The creation of a personal health record as you prepare to file for health insurance online probably can not only help you more efficiently and accurately go through the application process and find the health insurance that is best for you, but can also be of immense value to you in the future in other settings such as applying for a job, applying for various licenses that require health information, obtaining an airman medical certificate if you are a pilot, and preparing for visits to doctors or other health care providers, only to mention a few.
In applying for health insurance, as is the case in virtually any application proceeding, going through the process without having documents to refer to can be very frustrating and might result in incorrect information being submitted causing your application to be denied, and in the worst case scenario, a conviction for health insurance fraud.
In deciding whether not to grant you medical insurance, insurance companies want to know a number of things about your past and current health such as past illnesses, current illnesses, dates of onset of symptoms pertaining to diagnosed and non-diagnosed medical conditions, surgeries, past and present medications, allergies, immunizations and even some details about the health of family members inasmuch as some conditions have hereditary links. Not all insurance companies use the same application form, but to get a good idea of additional information that you need to focus on entering into your personal health record in preparation for the application process you can download a standard insurance application for your state from a site on the Internet. You may be able to obtain some of the relevant information from paper records you already have such as copies of superbills from doctor visits, a health diary, prescription receipts, prescription bottle labels or notes you have taken during actual doctor visits. As you gather this information prior to applying for health insurance online is a good idea to organize it for quick and easy reference during the health insurance online application process by entering it into the appropriate sections of your PHR.
It is unlikely that you will have all the information you need at your fingertips, thus it might be necessary to obtain some of that information from your health care provider(s). While it would not be practical or reasonable to expect your healthcare provider to review your office medical record and answer all your questions during a sick visit or follow up visit, state laws give you access to review your medical records upon request during the office business hours. Because this might be a unique experience for your healthcare provider and staff and could engender some concerns regarding possible litigious intent on your part, it might be a good idea to be forthright early on in expressing exactly what your purpose is for acquiring the information and why you think having a personal health record would be of benefit to you and possibly the health care provider as well.

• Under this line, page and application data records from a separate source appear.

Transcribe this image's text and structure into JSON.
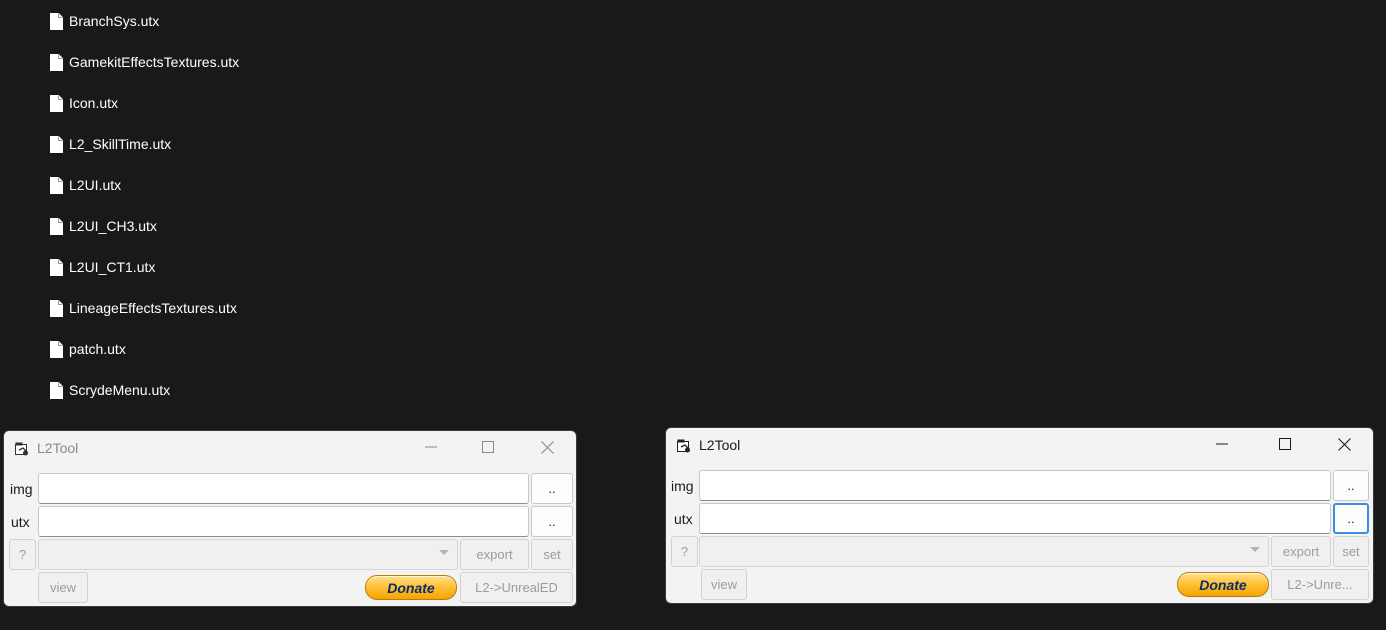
{
  "desktop_files": [
    {
      "name": "BranchSys.utx"
    },
    {
      "name": "GamekitEffectsTextures.utx"
    },
    {
      "name": "Icon.utx"
    },
    {
      "name": "L2_SkillTime.utx"
    },
    {
      "name": "L2UI.utx"
    },
    {
      "name": "L2UI_CH3.utx"
    },
    {
      "name": "L2UI_CT1.utx"
    },
    {
      "name": "LineageEffectsTextures.utx"
    },
    {
      "name": "patch.utx"
    },
    {
      "name": "ScrydeMenu.utx"
    }
  ],
  "windows": [
    {
      "title": "L2Tool",
      "state": "inactive",
      "img_label": "img",
      "utx_label": "utx",
      "img_value": "",
      "utx_value": "",
      "browse_img_label": "..",
      "browse_utx_label": "..",
      "help_label": "?",
      "texture_select_value": "",
      "export_label": "export",
      "set_label": "set",
      "view_label": "view",
      "donate_label": "Donate",
      "convert_label": "L2->UnrealED"
    },
    {
      "title": "L2Tool",
      "state": "active",
      "img_label": "img",
      "utx_label": "utx",
      "img_value": "",
      "utx_value": "",
      "browse_img_label": "..",
      "browse_utx_label": "..",
      "help_label": "?",
      "texture_select_value": "",
      "export_label": "export",
      "set_label": "set",
      "view_label": "view",
      "donate_label": "Donate",
      "convert_label": "L2->Unre..."
    }
  ],
  "icons": {
    "file": "document-icon",
    "app": "l2tool-app-icon",
    "minimize": "minimize-icon",
    "maximize": "maximize-icon",
    "close": "close-icon"
  },
  "colors": {
    "desktop_background": "#191919",
    "window_background": "#f3f3f3",
    "focus_ring": "#3d8ee2",
    "donate_gold": "#ffc23a",
    "donate_text": "#0d2a6b"
  }
}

As you review your office records is a good idea to take notes of what you can understand and perhaps make copies of important x-ray and laboratory reports which can later be incorporated in your PHR if you have a scanner. If your medical history is rather complicated and/or your office record is not legible or difficult to understand it might be best to speak with your doctor to see if a special appointment can be made to review and discuss the salient features of the record and/or if a summary with dates and copies of the important supporting documents such as laboratory reports and x-rays can be provided. If your doctor has a very busy schedule and would charge you a visit to provide this information you might request assistance from a qualified member of the staff instead of the doctor per se, if appropriate.